## ACTION ITEM
Word for word, reproduce the records that follow.

*** Opening of DATA SECTION ***

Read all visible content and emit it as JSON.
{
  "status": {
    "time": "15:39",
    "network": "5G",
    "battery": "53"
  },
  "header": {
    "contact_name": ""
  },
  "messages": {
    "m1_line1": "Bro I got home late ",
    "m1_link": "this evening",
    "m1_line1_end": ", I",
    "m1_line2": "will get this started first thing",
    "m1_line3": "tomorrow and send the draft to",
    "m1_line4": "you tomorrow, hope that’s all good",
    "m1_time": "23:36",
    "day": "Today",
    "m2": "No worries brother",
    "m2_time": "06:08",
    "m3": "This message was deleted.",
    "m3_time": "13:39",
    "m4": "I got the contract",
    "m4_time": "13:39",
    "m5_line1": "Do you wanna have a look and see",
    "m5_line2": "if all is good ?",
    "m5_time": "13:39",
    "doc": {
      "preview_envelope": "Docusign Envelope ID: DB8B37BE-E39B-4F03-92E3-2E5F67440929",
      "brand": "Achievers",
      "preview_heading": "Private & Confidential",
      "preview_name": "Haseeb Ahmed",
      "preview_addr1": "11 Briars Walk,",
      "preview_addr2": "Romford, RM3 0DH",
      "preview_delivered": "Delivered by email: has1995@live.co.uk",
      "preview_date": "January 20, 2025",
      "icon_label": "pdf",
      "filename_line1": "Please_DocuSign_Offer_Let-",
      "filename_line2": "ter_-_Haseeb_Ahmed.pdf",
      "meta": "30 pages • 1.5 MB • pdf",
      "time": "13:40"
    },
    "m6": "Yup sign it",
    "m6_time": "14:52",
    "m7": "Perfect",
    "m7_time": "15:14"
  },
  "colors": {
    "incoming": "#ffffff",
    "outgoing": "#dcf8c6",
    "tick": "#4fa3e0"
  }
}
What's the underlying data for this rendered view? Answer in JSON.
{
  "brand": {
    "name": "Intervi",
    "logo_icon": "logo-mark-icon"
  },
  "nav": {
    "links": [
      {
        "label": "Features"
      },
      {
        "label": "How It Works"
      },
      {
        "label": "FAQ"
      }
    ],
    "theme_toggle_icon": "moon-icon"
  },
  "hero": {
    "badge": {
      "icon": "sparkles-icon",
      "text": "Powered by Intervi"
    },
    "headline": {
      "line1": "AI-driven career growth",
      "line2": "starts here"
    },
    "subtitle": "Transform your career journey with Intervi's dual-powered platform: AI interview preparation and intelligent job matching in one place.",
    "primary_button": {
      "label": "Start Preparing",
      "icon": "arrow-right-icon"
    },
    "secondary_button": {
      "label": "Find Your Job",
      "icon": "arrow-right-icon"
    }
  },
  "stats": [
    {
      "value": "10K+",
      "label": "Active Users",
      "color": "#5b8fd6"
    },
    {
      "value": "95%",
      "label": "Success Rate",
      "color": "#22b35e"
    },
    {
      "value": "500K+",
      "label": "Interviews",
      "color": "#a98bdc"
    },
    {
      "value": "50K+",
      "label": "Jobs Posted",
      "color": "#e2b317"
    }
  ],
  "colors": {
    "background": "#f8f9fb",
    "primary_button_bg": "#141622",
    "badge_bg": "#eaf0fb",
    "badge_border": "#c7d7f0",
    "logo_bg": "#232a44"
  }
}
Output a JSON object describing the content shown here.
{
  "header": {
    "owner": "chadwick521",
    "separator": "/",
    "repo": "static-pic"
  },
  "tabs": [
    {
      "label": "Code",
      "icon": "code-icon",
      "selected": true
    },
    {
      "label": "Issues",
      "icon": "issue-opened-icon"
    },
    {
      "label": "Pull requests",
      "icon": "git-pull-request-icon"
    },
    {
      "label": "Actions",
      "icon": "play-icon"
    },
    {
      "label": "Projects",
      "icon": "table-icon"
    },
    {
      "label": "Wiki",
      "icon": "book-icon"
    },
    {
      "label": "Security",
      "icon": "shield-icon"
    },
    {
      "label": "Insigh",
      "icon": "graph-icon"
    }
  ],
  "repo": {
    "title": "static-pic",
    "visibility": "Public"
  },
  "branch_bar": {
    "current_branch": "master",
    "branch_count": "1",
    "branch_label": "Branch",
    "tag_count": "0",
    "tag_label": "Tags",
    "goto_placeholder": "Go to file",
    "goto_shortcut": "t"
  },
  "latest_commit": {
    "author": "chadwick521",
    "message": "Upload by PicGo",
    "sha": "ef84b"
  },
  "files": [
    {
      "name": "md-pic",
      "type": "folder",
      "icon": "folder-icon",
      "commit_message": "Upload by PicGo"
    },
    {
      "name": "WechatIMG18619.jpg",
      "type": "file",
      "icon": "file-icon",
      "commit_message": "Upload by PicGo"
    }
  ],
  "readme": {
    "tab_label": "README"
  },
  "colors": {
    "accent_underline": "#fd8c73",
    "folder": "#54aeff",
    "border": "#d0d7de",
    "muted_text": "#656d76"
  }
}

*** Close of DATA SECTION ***

## SOLUTION TO THIS TASK
Read all visible content and emit it as JSON.
{
  "status": {
    "time": "15:39",
    "network": "5G",
    "battery": "53"
  },
  "header": {
    "contact_name": ""
  },
  "messages": {
    "m1_line1": "Bro I got home late ",
    "m1_link": "this evening",
    "m1_line1_end": ", I",
    "m1_line2": "will get this started first thing",
    "m1_line3": "tomorrow and send the draft to",
    "m1_line4": "you tomorrow, hope that’s all good",
    "m1_time": "23:36",
    "day": "Today",
    "m2": "No worries brother",
    "m2_time": "06:08",
    "m3": "This message was deleted.",
    "m3_time": "13:39",
    "m4": "I got the contract",
    "m4_time": "13:39",
    "m5_line1": "Do you wanna have a look and see",
    "m5_line2": "if all is good ?",
    "m5_time": "13:39",
    "doc": {
      "preview_envelope": "Docusign Envelope ID: DB8B37BE-E39B-4F03-92E3-2E5F67440929",
      "brand": "Achievers",
      "preview_heading": "Private & Confidential",
      "preview_name": "Haseeb Ahmed",
      "preview_addr1": "11 Briars Walk,",
      "preview_addr2": "Romford, RM3 0DH",
      "preview_delivered": "Delivered by email: has1995@live.co.uk",
      "preview_date": "January 20, 2025",
      "icon_label": "pdf",
      "filename_line1": "Please_DocuSign_Offer_Let-",
      "filename_line2": "ter_-_Haseeb_Ahmed.pdf",
      "meta": "30 pages • 1.5 MB • pdf",
      "time": "13:40"
    },
    "m6": "Yup sign it",
    "m6_time": "14:52",
    "m7": "Perfect",
    "m7_time": "15:14"
  },
  "colors": {
    "incoming": "#ffffff",
    "outgoing": "#dcf8c6",
    "tick": "#4fa3e0"
  }
}
What's the underlying data for this rendered view? Answer in JSON.
{
  "brand": {
    "name": "Intervi",
    "logo_icon": "logo-mark-icon"
  },
  "nav": {
    "links": [
      {
        "label": "Features"
      },
      {
        "label": "How It Works"
      },
      {
        "label": "FAQ"
      }
    ],
    "theme_toggle_icon": "moon-icon"
  },
  "hero": {
    "badge": {
      "icon": "sparkles-icon",
      "text": "Powered by Intervi"
    },
    "headline": {
      "line1": "AI-driven career growth",
      "line2": "starts here"
    },
    "subtitle": "Transform your career journey with Intervi's dual-powered platform: AI interview preparation and intelligent job matching in one place.",
    "primary_button": {
      "label": "Start Preparing",
      "icon": "arrow-right-icon"
    },
    "secondary_button": {
      "label": "Find Your Job",
      "icon": "arrow-right-icon"
    }
  },
  "stats": [
    {
      "value": "10K+",
      "label": "Active Users",
      "color": "#5b8fd6"
    },
    {
      "value": "95%",
      "label": "Success Rate",
      "color": "#22b35e"
    },
    {
      "value": "500K+",
      "label": "Interviews",
      "color": "#a98bdc"
    },
    {
      "value": "50K+",
      "label": "Jobs Posted",
      "color": "#e2b317"
    }
  ],
  "colors": {
    "background": "#f8f9fb",
    "primary_button_bg": "#141622",
    "badge_bg": "#eaf0fb",
    "badge_border": "#c7d7f0",
    "logo_bg": "#232a44"
  }
}
Output a JSON object describing the content shown here.
{
  "header": {
    "owner": "chadwick521",
    "separator": "/",
    "repo": "static-pic"
  },
  "tabs": [
    {
      "label": "Code",
      "icon": "code-icon",
      "selected": true
    },
    {
      "label": "Issues",
      "icon": "issue-opened-icon"
    },
    {
      "label": "Pull requests",
      "icon": "git-pull-request-icon"
    },
    {
      "label": "Actions",
      "icon": "play-icon"
    },
    {
      "label": "Projects",
      "icon": "table-icon"
    },
    {
      "label": "Wiki",
      "icon": "book-icon"
    },
    {
      "label": "Security",
      "icon": "shield-icon"
    },
    {
      "label": "Insigh",
      "icon": "graph-icon"
    }
  ],
  "repo": {
    "title": "static-pic",
    "visibility": "Public"
  },
  "branch_bar": {
    "current_branch": "master",
    "branch_count": "1",
    "branch_label": "Branch",
    "tag_count": "0",
    "tag_label": "Tags",
    "goto_placeholder": "Go to file",
    "goto_shortcut": "t"
  },
  "latest_commit": {
    "author": "chadwick521",
    "message": "Upload by PicGo",
    "sha": "ef84b"
  },
  "files": [
    {
      "name": "md-pic",
      "type": "folder",
      "icon": "folder-icon",
      "commit_message": "Upload by PicGo"
    },
    {
      "name": "WechatIMG18619.jpg",
      "type": "file",
      "icon": "file-icon",
      "commit_message": "Upload by PicGo"
    }
  ],
  "readme": {
    "tab_label": "README"
  },
  "colors": {
    "accent_underline": "#fd8c73",
    "folder": "#54aeff",
    "border": "#d0d7de",
    "muted_text": "#656d76"
  }
}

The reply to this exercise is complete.